Working data:
* * * * * * *

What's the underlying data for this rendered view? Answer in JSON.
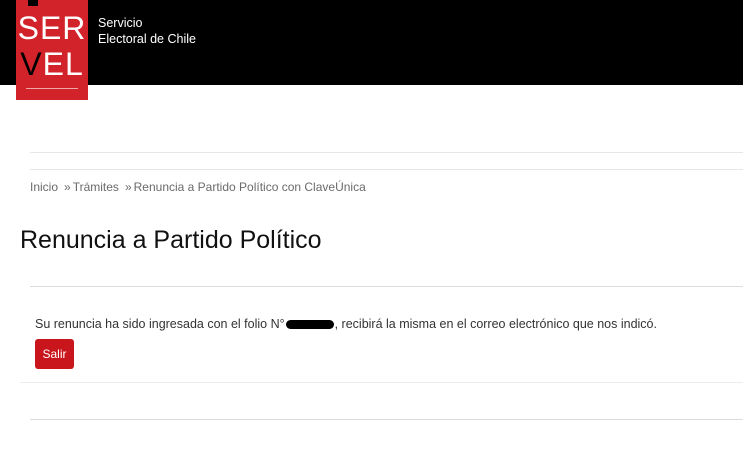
{
  "header": {
    "logo_line1": "SER",
    "logo_v": "V",
    "logo_el": "EL",
    "brand_line1": "Servicio",
    "brand_line2": "Electoral de Chile"
  },
  "breadcrumb": {
    "items": [
      "Inicio",
      "Trámites",
      "Renuncia a Partido Político con ClaveÚnica"
    ],
    "separator": "»"
  },
  "page_title": "Renuncia a Partido Político",
  "message": {
    "before": "Su renuncia ha sido ingresada con el folio N°",
    "after": ", recibirá la misma en el correo electrónico que nos indicó."
  },
  "exit_button_label": "Salir",
  "colors": {
    "brand_red": "#d2232a",
    "button_red": "#c9161d",
    "header_bg": "#000000"
  }
}
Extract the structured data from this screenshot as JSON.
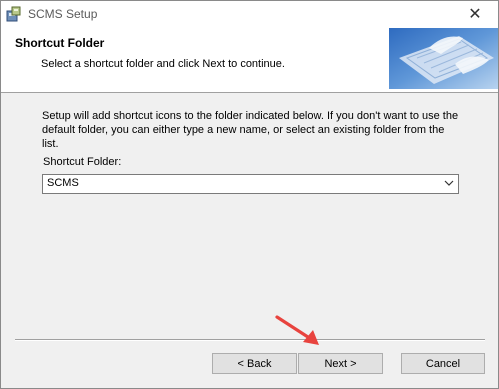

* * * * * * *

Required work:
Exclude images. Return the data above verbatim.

Solution to this task:
What's the underlying data for this rendered view? Answer in JSON.
{
  "header": {
    "logo_line1": "SER",
    "logo_v": "V",
    "logo_el": "EL",
    "brand_line1": "Servicio",
    "brand_line2": "Electoral de Chile"
  },
  "breadcrumb": {
    "items": [
      "Inicio",
      "Trámites",
      "Renuncia a Partido Político con ClaveÚnica"
    ],
    "separator": "»"
  },
  "page_title": "Renuncia a Partido Político",
  "message": {
    "before": "Su renuncia ha sido ingresada con el folio N°",
    "after": ", recibirá la misma en el correo electrónico que nos indicó."
  },
  "exit_button_label": "Salir",
  "colors": {
    "brand_red": "#d2232a",
    "button_red": "#c9161d",
    "header_bg": "#000000"
  }
}
Extract the structured data from this screenshot as JSON.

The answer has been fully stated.